For those unfamiliar, dependency injection is the process of taking a class or external component your code is dependent on and instead of “hard-coding” a relationship to that component you instead have it dynamically created and passed into your codebase. This usually requires some level of abstraction or interface definition and a utility class that uses reflection to determine which dependency to inject.
In theory, this is a really good idea – being able to separate your code into reusable and exchangeable components is usually a good plan. Once you have something like this set up you can also modify the instance you “inject” at a configuration or even a runtime level allowing you to make conditional changes to your application’s codebase without having to recompile a thing. Imagine a plug-in or module system where your application automatically loads and executes libraries in a given folder. Cool, right?
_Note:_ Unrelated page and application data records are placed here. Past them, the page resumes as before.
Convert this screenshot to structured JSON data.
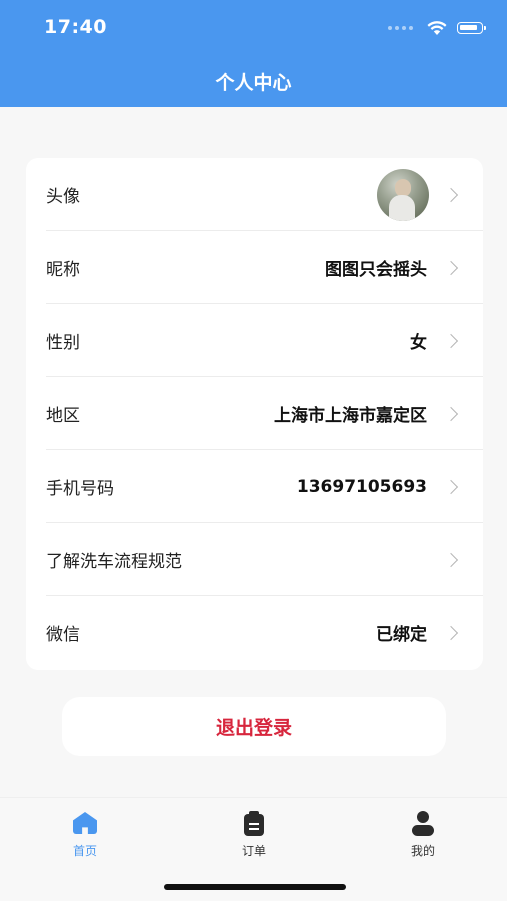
{
  "status_bar": {
    "time": "17:40"
  },
  "header": {
    "title": "个人中心"
  },
  "profile": {
    "rows": [
      {
        "label": "头像",
        "value": ""
      },
      {
        "label": "昵称",
        "value": "图图只会摇头"
      },
      {
        "label": "性别",
        "value": "女"
      },
      {
        "label": "地区",
        "value": "上海市上海市嘉定区"
      },
      {
        "label": "手机号码",
        "value": "13697105693"
      },
      {
        "label": "了解洗车流程规范",
        "value": ""
      },
      {
        "label": "微信",
        "value": "已绑定"
      }
    ]
  },
  "logout": {
    "label": "退出登录"
  },
  "tabbar": {
    "tabs": [
      {
        "label": "首页",
        "icon": "home-icon",
        "active": true
      },
      {
        "label": "订单",
        "icon": "clipboard-icon",
        "active": false
      },
      {
        "label": "我的",
        "icon": "user-icon",
        "active": false
      }
    ]
  },
  "colors": {
    "primary": "#4a97ef",
    "logout_text": "#d7263d",
    "background": "#f7f7f7"
  }
}
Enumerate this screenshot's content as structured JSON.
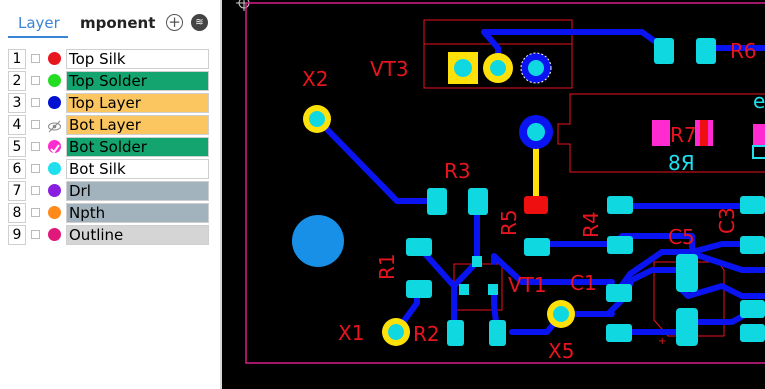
{
  "tabs": [
    {
      "label": "Layer"
    },
    {
      "label": "mponent"
    }
  ],
  "panel_icons": [
    "add-circle-icon",
    "layers-icon"
  ],
  "layers": [
    {
      "num": "1",
      "name": "Top Silk",
      "dot": "#e8141e",
      "bg": "#ffffff",
      "mark": ""
    },
    {
      "num": "2",
      "name": "Top Solder",
      "dot": "#22dd22",
      "bg": "#13a46f",
      "mark": ""
    },
    {
      "num": "3",
      "name": "Top Layer",
      "dot": "#0010d0",
      "bg": "#fbc65f",
      "mark": ""
    },
    {
      "num": "4",
      "name": "Bot Layer",
      "dot": "#ffffff",
      "bg": "#fbc65f",
      "mark": "hidden-eye"
    },
    {
      "num": "5",
      "name": "Bot Solder",
      "dot": "#ff2ad0",
      "bg": "#13a46f",
      "mark": "check"
    },
    {
      "num": "6",
      "name": "Bot Silk",
      "dot": "#20e0ee",
      "bg": "#ffffff",
      "mark": ""
    },
    {
      "num": "7",
      "name": "Drl",
      "dot": "#8a1ee0",
      "bg": "#a2b3bd",
      "mark": ""
    },
    {
      "num": "8",
      "name": "Npth",
      "dot": "#ff8a1a",
      "bg": "#a2b3bd",
      "mark": ""
    },
    {
      "num": "9",
      "name": "Outline",
      "dot": "#e0187a",
      "bg": "#d5d5d5",
      "mark": ""
    }
  ],
  "pcb": {
    "colors": {
      "background": "#000000",
      "track": "#0a14f0",
      "pad": "#10d8e0",
      "silk": "#e8141e",
      "outline": "#d81e8a",
      "via": "#ffe10a",
      "bot_silk": "#20e0ee",
      "pad_red": "#ee1010",
      "bot_solder": "#ff2ad0",
      "npth": "#1890e8"
    },
    "labels": {
      "VT3": "VT3",
      "R6": "R6",
      "X2": "X2",
      "R7": "R7",
      "R8_mirror": "8Я",
      "R3": "R3",
      "R5": "R5",
      "R4": "R4",
      "C3": "C3",
      "C5": "C5",
      "R1": "R1",
      "VT1": "VT1",
      "C1": "C1",
      "X1": "X1",
      "R2": "R2",
      "X5": "X5"
    }
  }
}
In practice, it’s actually pretty hard to follow along in code when you’re trying to debug or trace through an execution path. There’s a level of “magic” involved when it comes to setting up or configuring a DI engine which may make sense to the original coder / team who created it, but if you’re coming into a project from scratch it can be hard to pick up how things are set up.
When looking at a class without DI you can tell pretty easily where external dependencies are being set up – there will be some initialization, usually passed into or declared directly in the constructor, that indicates the concrete implementation that we’ll be calling.
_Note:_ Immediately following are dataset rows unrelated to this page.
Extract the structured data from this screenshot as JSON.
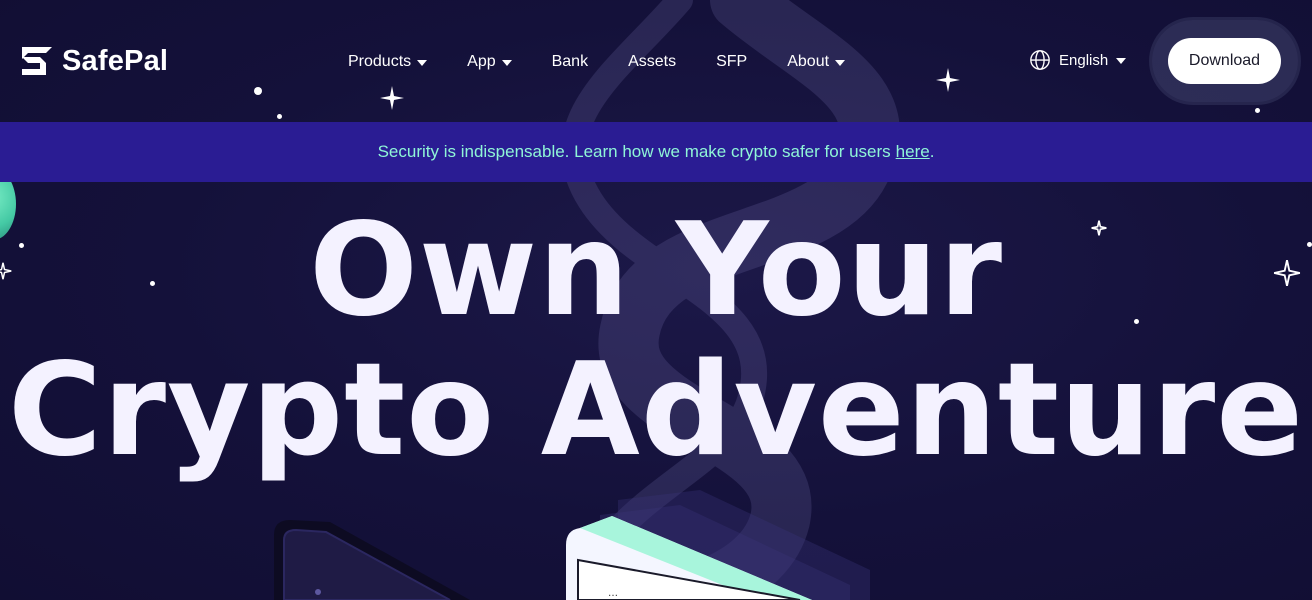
{
  "brand": {
    "name": "SafePal"
  },
  "nav": {
    "items": [
      {
        "label": "Products",
        "dropdown": true
      },
      {
        "label": "App",
        "dropdown": true
      },
      {
        "label": "Bank",
        "dropdown": false
      },
      {
        "label": "Assets",
        "dropdown": false
      },
      {
        "label": "SFP",
        "dropdown": false
      },
      {
        "label": "About",
        "dropdown": true
      }
    ]
  },
  "language": {
    "label": "English",
    "icon": "globe-icon"
  },
  "download": {
    "label": "Download"
  },
  "banner": {
    "text": "Security is indispensable. Learn how we make crypto safer for users",
    "link_label": "here",
    "suffix": "."
  },
  "hero": {
    "line1": "Own Your",
    "line2": "Crypto Adventure"
  },
  "colors": {
    "background": "#14113a",
    "banner_bg": "#2a1c93",
    "banner_text": "#8ff5d7",
    "hero_text": "#f4f2ff",
    "accent_mint": "#a8f5dc"
  }
}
With DI all your constructor will say is “I’d like an IDoSomething class please”. From there you lose a lot of your traceability, particularly if there’s more than one implementation of that interface. Your best bet is to try to find the “setup” or “installer” class that actually maps the dependencies to use, and even those can be confusing if you’re not used to concepts like reflection.
I guess the moral of the story is if you’re planning on using DI, make sure it’s for a good reason and not just because it’s the flavour of the week. There’s a hidden debugging cost, particularly for new coders, that you may not be aware of.